Ursaab was driven over 530,000 kilometers (330,000 mi), typically in utter secrecy, and usually on narrow and muddy forest roads and in early mornings or late nights. Today it is in the Saab museum in Trollhättan, with a polished grille and more modern headlights.

Linköping where the prototype Ursaab was developed is in Östergötland where pearl barley is a traditional staple. Korngryn och rotsaker (pearl barley with root vegetables) is a classic dish served either hot or cold.  I can’t quite understand why southern swedes make so much over this dish because it seems so ordinary and bland. But I suppose, that’s how I would describe Swedish cuisine in general. Hot this dish may accompany lammstek med timja-rödvinsås (roast lamb with a red wine sauce), or, it can be served cold as a salad dish when tossed in some olive oil and balsamic vinegar.

Korngryn och rotsaker

Ingredients

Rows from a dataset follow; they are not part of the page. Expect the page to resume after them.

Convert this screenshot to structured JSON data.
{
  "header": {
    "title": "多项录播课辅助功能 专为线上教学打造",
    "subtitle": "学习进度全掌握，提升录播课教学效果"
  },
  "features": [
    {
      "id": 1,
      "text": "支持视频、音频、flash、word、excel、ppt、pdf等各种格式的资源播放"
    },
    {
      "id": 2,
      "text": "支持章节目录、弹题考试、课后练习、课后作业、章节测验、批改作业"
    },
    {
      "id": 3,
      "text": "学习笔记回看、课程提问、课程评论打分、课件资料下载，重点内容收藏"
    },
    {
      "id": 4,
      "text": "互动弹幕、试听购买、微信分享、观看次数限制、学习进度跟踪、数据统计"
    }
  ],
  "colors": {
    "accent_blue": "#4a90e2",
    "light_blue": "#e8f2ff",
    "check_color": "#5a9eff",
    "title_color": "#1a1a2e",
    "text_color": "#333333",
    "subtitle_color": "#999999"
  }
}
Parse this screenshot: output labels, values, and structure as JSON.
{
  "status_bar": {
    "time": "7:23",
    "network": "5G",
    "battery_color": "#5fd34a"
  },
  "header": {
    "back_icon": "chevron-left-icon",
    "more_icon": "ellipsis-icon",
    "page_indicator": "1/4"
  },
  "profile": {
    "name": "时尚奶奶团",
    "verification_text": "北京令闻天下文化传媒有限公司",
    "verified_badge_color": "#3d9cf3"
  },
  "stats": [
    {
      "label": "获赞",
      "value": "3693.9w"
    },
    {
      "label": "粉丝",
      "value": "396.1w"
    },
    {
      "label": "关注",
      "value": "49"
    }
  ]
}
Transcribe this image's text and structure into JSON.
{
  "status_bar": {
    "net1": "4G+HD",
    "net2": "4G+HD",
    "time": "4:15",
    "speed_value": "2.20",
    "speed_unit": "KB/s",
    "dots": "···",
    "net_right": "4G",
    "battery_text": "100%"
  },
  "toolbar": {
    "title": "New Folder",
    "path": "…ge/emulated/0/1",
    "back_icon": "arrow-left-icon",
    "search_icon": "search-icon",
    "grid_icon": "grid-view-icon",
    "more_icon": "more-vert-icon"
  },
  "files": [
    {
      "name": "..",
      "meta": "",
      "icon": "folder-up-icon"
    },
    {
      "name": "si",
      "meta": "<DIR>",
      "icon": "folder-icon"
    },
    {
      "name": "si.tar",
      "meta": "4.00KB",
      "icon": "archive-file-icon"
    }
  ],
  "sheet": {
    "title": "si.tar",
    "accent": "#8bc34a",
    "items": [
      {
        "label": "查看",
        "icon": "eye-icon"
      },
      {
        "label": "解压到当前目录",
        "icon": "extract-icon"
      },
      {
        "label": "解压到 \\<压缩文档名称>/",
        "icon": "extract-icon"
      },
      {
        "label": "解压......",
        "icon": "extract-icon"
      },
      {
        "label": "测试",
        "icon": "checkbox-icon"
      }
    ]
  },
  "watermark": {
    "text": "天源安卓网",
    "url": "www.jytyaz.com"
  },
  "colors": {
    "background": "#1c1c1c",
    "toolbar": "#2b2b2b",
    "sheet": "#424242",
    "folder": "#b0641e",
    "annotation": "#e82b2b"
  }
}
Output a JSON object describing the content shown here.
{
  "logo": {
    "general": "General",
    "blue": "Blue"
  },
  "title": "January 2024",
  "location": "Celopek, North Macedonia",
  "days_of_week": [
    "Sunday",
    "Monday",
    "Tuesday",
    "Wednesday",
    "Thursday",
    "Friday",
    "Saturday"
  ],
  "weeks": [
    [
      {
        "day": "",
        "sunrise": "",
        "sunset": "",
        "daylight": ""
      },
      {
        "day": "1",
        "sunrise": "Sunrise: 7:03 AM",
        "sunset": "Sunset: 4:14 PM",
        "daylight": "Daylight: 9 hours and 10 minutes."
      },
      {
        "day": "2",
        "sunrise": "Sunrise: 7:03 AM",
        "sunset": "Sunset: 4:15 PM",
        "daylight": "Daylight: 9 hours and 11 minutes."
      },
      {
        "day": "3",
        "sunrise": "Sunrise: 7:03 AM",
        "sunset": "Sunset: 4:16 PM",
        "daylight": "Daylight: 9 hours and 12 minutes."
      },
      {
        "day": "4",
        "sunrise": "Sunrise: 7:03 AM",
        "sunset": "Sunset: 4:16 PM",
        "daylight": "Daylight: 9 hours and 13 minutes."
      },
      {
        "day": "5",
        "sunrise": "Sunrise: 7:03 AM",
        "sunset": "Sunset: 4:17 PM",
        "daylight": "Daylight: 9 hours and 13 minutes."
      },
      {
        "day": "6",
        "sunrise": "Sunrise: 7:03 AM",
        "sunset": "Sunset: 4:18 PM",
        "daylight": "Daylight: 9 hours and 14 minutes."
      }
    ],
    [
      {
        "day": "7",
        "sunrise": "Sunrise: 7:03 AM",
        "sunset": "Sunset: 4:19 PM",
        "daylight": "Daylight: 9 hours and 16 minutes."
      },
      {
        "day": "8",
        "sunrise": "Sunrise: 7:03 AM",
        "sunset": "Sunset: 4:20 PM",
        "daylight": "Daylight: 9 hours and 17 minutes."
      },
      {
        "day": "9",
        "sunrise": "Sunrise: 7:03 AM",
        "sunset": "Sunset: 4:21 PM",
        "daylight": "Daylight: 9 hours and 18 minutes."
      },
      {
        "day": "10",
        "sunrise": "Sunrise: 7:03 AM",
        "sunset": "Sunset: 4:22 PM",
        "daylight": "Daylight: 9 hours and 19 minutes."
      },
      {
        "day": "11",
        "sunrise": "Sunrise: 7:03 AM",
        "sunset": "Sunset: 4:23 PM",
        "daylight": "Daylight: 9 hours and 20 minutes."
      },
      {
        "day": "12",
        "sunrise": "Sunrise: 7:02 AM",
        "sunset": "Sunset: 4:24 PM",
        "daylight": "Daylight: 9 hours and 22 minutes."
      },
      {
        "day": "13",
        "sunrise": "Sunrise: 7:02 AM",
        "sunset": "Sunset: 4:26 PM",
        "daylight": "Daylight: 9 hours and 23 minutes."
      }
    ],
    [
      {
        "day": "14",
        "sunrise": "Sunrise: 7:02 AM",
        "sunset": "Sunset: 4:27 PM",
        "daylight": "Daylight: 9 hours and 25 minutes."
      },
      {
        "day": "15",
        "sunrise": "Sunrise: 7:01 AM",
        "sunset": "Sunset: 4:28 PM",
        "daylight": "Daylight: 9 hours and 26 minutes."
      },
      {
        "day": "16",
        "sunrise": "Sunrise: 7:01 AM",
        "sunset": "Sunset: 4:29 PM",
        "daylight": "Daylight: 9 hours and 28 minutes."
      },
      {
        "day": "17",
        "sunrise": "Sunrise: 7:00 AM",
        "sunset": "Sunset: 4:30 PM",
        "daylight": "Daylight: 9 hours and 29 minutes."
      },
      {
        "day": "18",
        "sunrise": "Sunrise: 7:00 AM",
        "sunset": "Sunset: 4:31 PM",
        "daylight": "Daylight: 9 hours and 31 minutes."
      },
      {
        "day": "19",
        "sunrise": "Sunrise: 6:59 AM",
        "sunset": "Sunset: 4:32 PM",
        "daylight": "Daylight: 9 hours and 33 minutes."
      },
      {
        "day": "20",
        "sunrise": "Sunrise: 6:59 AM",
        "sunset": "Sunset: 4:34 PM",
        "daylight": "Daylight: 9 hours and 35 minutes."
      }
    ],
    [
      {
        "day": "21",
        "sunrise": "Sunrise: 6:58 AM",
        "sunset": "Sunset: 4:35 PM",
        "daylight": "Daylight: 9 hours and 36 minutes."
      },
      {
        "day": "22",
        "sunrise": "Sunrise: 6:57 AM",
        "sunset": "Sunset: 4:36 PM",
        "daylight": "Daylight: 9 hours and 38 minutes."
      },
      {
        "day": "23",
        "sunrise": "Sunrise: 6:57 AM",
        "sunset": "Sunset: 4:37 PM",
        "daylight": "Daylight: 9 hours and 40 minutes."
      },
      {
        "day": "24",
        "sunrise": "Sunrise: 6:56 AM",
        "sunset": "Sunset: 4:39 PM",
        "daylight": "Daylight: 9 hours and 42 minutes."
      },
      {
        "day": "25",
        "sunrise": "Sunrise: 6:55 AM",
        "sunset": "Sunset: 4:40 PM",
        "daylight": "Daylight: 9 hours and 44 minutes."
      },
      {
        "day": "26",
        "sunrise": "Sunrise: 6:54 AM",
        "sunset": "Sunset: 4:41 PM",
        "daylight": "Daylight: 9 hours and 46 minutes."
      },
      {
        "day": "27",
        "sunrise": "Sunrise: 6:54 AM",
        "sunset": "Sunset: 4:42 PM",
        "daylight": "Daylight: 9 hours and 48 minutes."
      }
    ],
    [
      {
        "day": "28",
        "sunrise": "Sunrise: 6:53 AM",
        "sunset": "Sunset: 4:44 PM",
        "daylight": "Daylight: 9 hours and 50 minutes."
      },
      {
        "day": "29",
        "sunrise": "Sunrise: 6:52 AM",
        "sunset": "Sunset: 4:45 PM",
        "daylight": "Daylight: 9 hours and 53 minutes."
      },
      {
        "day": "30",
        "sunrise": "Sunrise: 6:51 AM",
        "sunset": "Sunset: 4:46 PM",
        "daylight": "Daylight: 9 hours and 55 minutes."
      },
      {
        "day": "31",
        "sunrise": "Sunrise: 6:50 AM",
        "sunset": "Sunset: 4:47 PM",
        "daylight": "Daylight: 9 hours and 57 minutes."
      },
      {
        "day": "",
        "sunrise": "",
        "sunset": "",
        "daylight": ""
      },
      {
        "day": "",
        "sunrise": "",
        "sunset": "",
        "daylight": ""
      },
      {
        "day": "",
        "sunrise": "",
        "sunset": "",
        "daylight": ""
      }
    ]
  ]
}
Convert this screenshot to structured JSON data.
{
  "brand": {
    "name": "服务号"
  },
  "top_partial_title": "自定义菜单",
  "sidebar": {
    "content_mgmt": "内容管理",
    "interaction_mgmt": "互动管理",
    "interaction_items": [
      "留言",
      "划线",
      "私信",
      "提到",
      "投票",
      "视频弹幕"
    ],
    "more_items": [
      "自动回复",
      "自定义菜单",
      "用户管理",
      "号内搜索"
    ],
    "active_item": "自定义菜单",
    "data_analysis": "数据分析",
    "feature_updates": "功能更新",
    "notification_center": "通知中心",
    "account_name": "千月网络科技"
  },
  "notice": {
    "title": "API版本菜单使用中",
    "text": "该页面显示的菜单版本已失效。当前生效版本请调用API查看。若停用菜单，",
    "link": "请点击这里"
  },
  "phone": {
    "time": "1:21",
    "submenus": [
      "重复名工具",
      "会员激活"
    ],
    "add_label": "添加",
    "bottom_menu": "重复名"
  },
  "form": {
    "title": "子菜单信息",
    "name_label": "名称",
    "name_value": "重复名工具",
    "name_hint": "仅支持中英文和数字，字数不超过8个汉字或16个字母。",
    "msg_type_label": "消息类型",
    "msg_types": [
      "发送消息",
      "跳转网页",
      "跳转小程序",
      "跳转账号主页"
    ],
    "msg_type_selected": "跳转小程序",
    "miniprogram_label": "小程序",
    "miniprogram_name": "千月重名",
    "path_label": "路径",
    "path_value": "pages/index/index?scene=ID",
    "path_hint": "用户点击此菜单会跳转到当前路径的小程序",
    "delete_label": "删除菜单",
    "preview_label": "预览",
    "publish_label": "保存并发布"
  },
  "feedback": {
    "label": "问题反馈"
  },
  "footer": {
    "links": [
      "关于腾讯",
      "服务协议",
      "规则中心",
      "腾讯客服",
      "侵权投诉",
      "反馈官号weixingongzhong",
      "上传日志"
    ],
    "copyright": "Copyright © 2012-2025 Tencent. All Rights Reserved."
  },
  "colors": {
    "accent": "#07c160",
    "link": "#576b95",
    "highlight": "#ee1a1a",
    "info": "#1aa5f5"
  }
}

100 g (½ cup) pearl barley
salt and pepper
450 g (3 cups) mixed vegetables (such as carrots, parsnips, leeks, red onion and celery), cut into large chunks
1 tbsp  olive oil
1 tbsp butter
2-3 garlic cloves, peeled and sliced
1 tsp fresh rosemary leaves, finely chopped
1 tbsp chopped fresh parsley

Instructions

Rinse the pearl barley thoroughly by placing it in a sieve and running it under cold water.

Bring 2 cups of salted water to the boil, add the barley, cover, and simmer gently for 25 minutes. Check for doneness. Cook more and add a little more water if needed.

When the pearl barley is cooked, pour it into a sieve, rinse under cold water and drain.

Heat the olive oil and butter in a preheated 400°F oven for about 5 minutes. Add in the garlic and rosemary.  Stir the aromatics around in the oil, add the vegetables and toss them so that they are coated with the seasoned oil. Season to taste with salt and pepper.  Bake for about 20 minutes, then add the drained pearl barley and continue cooking until everything is a golden color.

Serve warm garnished with parsley, or leave to cool, chill, and serve tossed with a little extra oil and balsamic vinegar.